On Tuesday, roughly 24 hours before delivering a sermon on the topic of peace and reconciliation, Mr. Young was at home among his books and mementos and collection of African art. He was not sure exactly what he would say, although he did not seem worried. He had been taught early on that preaching, like jazz, runs best on improvisatory fire.
“When I went to this little country church down in South Georgia, I was 21,” he said, “And the deacons called me together and they said, ‘Now, we know you’ve been up north to school and all, but you need to know that we don’t believe in paper in the pulpit. If you have paper in the pulpit, pretty soon nobody’s going to come to church.’”
But he had been preparing. The night before, he said, he had been taking a fresh look at Tolstoy’s late-19th century treatise “The Kingdom of God Is Within You,” which argues that even defensive violence is immoral. He clung to that lesson during the civil rights era, as he would write in his 1996 book: “We knew that the freedom to which we aspired could never be achieved by killing.”
In the context of current affairs, however, Mr. Young said he believed it was right for the Ukrainians to fight their Russian aggressors. “I mean, I don’t believe in it, but I wouldn’t condemn someone else for defensive violence,” he said.
The people of Atlanta, in particular, are familiar with Mr. Young’s engagement with civic affairs, and his track record of generating controversies that tend to elbow for space with the near-universal admiration he has earned for his contribution to the American project. For years, he has spoken favorably of Robert Mugabe, extolling the role of the late Zimbabwean leader in his country’s independence movement but downplaying his years of repressive and bloody rule. “Robert Mugabe is almost a saint,” Mr. Young said on Tuesday.
He has said he disagrees with activists who have been pushing to remove Confederate symbols from public spaces in many Southern cities: “I’ve always been interested more in substance over symbols,” he said in 2017. These days, Mr. Young maintains that the long, successful fight to remove the Confederate battle emblem from the Georgia state flag poisoned the political atmosphere in the state and hampered road-building that might have alleviated Atlanta’s soul-numbing traffic problem.
“You see what you lost when you got that flag,” he said this week, “and it just was not worth it.”
Perhaps unsurprisingly for a big-city Southern mayor, Mr. Young has long valued practical problem solving and consensus building among opposing political forces.
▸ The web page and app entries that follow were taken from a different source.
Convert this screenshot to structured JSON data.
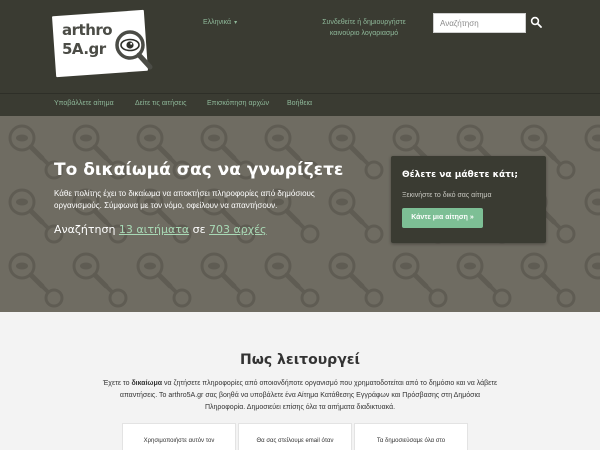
{
  "header": {
    "logo_line1": "arthro",
    "logo_line2": "5A.gr",
    "language": "Ελληνικά",
    "signin_line1": "Συνδεθείτε ή δημιουργήστε",
    "signin_line2": "καινούριο λογαριασμό",
    "search_placeholder": "Αναζήτηση"
  },
  "nav": {
    "items": [
      {
        "label": "Υποβάλλετε αίτημα"
      },
      {
        "label": "Δείτε τις αιτήσεις"
      },
      {
        "label": "Επισκόπηση αρχών"
      },
      {
        "label": "Βοήθεια"
      }
    ]
  },
  "hero": {
    "title": "Το δικαίωμά σας να γνωρίζετε",
    "text": "Κάθε πολίτης έχει το δικαίωμα να αποκτήσει πληροφορίες από δημόσιους οργανισμούς. Σύμφωνα με τον νόμο, οφείλουν να απαντήσουν.",
    "stats_prefix": "Αναζήτηση",
    "stats_requests": "13 αιτήματα",
    "stats_middle": "σε",
    "stats_authorities": "703 αρχές"
  },
  "cta": {
    "title": "Θέλετε να μάθετε κάτι;",
    "subtitle": "Ξεκινήστε το δικό σας αίτημα",
    "button": "Κάντε μια αίτηση »"
  },
  "how": {
    "title": "Πως λειτουργεί",
    "text_prefix": "Έχετε το ",
    "text_bold": "δικαίωμα",
    "text_rest": " να ζητήσετε πληροφορίες από οποιονδήποτε οργανισμό που χρηματοδοτείται από το δημόσιο και να λάβετε απαντήσεις. Το arthro5A.gr σας βοηθά να υποβάλετε ένα Αίτημα Κατάθεσης Εγγράφων και Πρόσβασης στη Δημόσια Πληροφορία. Δημοσιεύει επίσης όλα τα αιτήματα διαδικτυακά.",
    "cards": [
      {
        "text": "Χρησιμοποιήστε αυτόν τον"
      },
      {
        "text": "Θα σας στείλουμε email όταν"
      },
      {
        "text": "Τα δημοσιεύσαμε όλα στο"
      }
    ]
  },
  "colors": {
    "header_bg": "#3a3b32",
    "accent_green": "#7dbf95",
    "link_green": "#8fb99a",
    "hero_bg": "#6f6c62"
  },
  "icons": [
    "magnifier-eye-logo-icon",
    "search-icon",
    "chevron-down-icon"
  ]
}
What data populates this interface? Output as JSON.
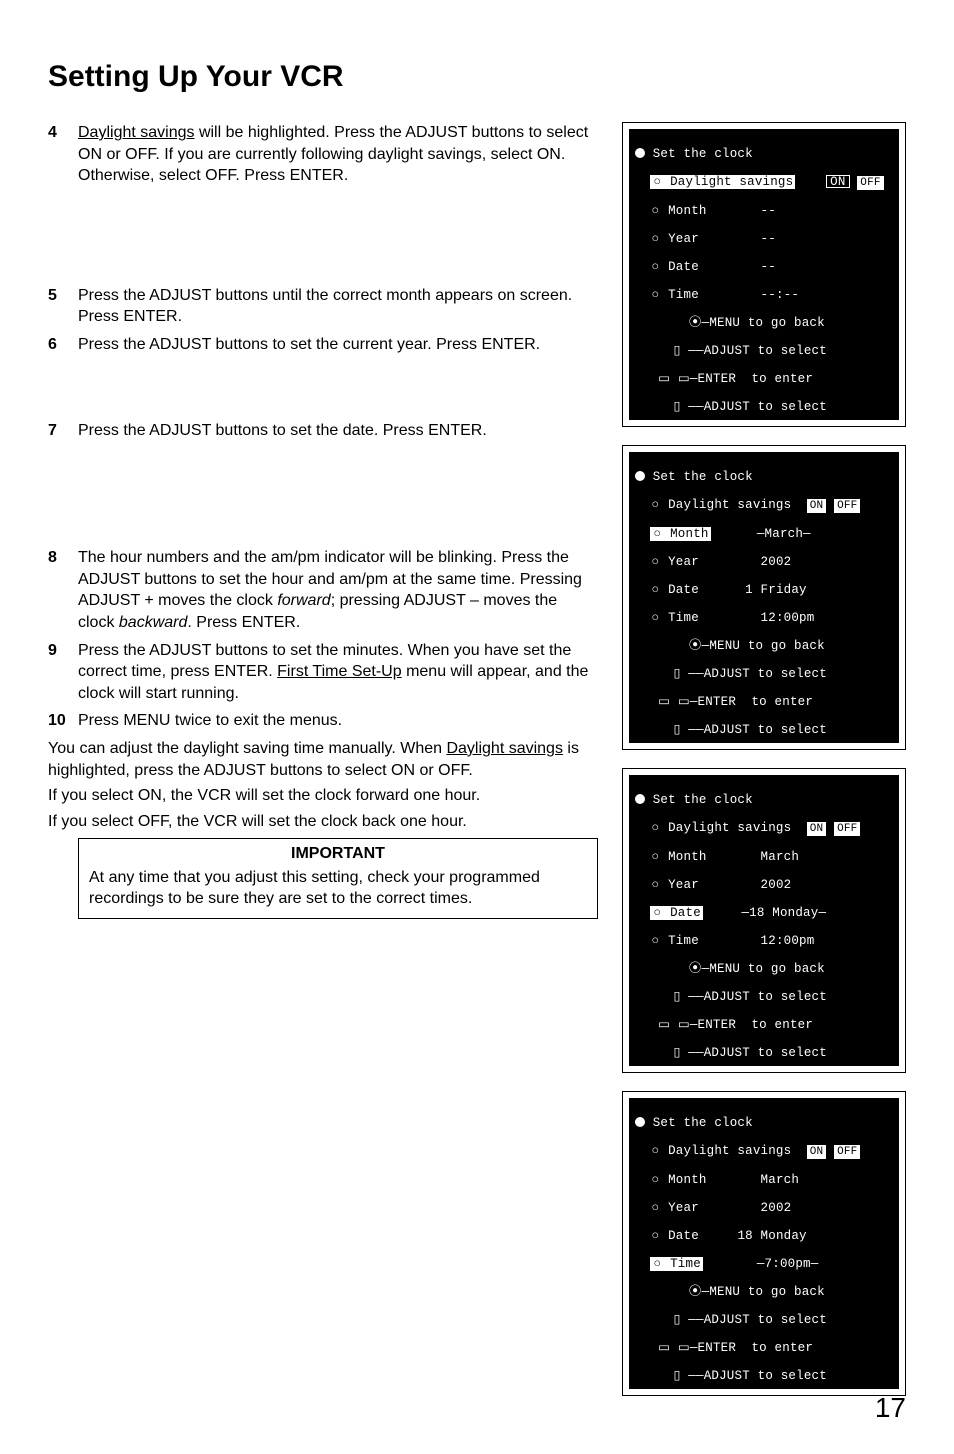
{
  "title": "Setting Up Your VCR",
  "steps": {
    "s4": {
      "num": "4",
      "text_pre": "Daylight savings",
      "text_post": " will be highlighted.  Press the ADJUST buttons to select ON or OFF.  If you are currently following daylight savings, select ON.  Otherwise, select OFF.  Press ENTER."
    },
    "s5": {
      "num": "5",
      "text": "Press the ADJUST buttons until the correct month appears on screen.  Press ENTER."
    },
    "s6": {
      "num": "6",
      "text": "Press the ADJUST buttons to set the current year.  Press ENTER."
    },
    "s7": {
      "num": "7",
      "text": "Press the ADJUST buttons to set the date.  Press ENTER."
    },
    "s8": {
      "num": "8",
      "text_a": "The hour numbers and the am/pm indicator will be blinking.  Press the ADJUST buttons to set the hour and am/pm at the same time.  Pressing ADJUST + moves the clock ",
      "fwd": "forward",
      "text_b": "; pressing ADJUST – moves the clock ",
      "bwd": "backward",
      "text_c": ".  Press ENTER."
    },
    "s9": {
      "num": "9",
      "text_a": "Press the ADJUST buttons to set the minutes.  When you have set the correct time, press ENTER.  ",
      "u": "First Time Set-Up",
      "text_b": " menu will appear, and the clock will start running."
    },
    "s10": {
      "num": "10",
      "text": "Press MENU twice to exit the menus."
    }
  },
  "para1_a": "You can adjust the daylight saving time manually.  When ",
  "para1_u": "Daylight savings",
  "para1_b": " is highlighted, press the ADJUST buttons to select ON or OFF.",
  "para2": "If you select ON, the VCR will set the clock forward one hour.",
  "para3": "If you select OFF, the VCR will set the clock back one hour.",
  "important_title": "IMPORTANT",
  "important_body": "At any time that you adjust this setting, check your programmed recordings to be sure they are set to the correct times.",
  "osd_common": {
    "header": "Set the clock",
    "daylight": "Daylight savings",
    "on": "ON",
    "off": "OFF",
    "month": "Month",
    "year": "Year",
    "date": "Date",
    "time": "Time",
    "hint1": "MENU to go back",
    "hint2": "ADJUST to select",
    "hint3": "ENTER  to enter",
    "hint4": "ADJUST to select"
  },
  "osd1": {
    "month_val": "--",
    "year_val": "--",
    "date_val": "--",
    "time_val": "--:--",
    "daylight_hl": true,
    "on_boxed": true,
    "off_filled": true
  },
  "osd2": {
    "month_val": "—March—",
    "year_val": "2002",
    "date_val": "1 Friday",
    "time_val": "12:00pm",
    "month_hl": true,
    "on_filled": true,
    "off_filled": true
  },
  "osd3": {
    "month_val": "March",
    "year_val": "2002",
    "date_val": "—18 Monday—",
    "time_val": "12:00pm",
    "date_hl": true,
    "on_filled": true,
    "off_filled": true
  },
  "osd4": {
    "month_val": "March",
    "year_val": "2002",
    "date_val": "18 Monday",
    "time_val": "—7:00pm—",
    "time_hl": true,
    "on_filled": true,
    "off_filled": true
  },
  "page_number": "17"
}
But he sees it as more difficult at a moment when many Republican leaders have embraced racial grievances, and when former President Donald J. Trump and his supporters have peddled so much misinformation.
“For the first time in my life,” Mr. Young said in the interview, “truth did not seem to matter.” But soon, he was quoting the 19th-century American poet William Cullen Bryant: “Truth, crushed to earth, shall rise again.”
On Wednesday, Mr. Young stood at the pulpit of First Congregational Church in downtown Atlanta, wearing a blue and yellow necktie to honor the people of Ukraine.
His sermon bounced from decade to decade and place to place. He spoke of his childhood in a multicultural New Orleans neighborhood that was less than idyllic, with a Nazi party headquarters on the corner. He described white supremacy as a sickness. “And you don’t get mad with sick people,” he said. “You try to help them.”
He spoke of his voyages around the old Soviet Union and the good people he had met there. He spoke of Dr. King’s detention in Birmingham, Ala. He recalled his own hostile reception in St. Augustine, and argued that the peaceful response of Black people in that city, when attacked by white supremacists, helped convince members of Congress to pass the 1964 Civil Rights Act. “They somehow got caught up in what we felt to be the love of Jesus.”
He mentioned the Tolstoy work. He said he wished that the kingdom of God would find its way into the heart of Vladimir Putin, and he described the challenge of the moment: “Loving those who are unlovable.”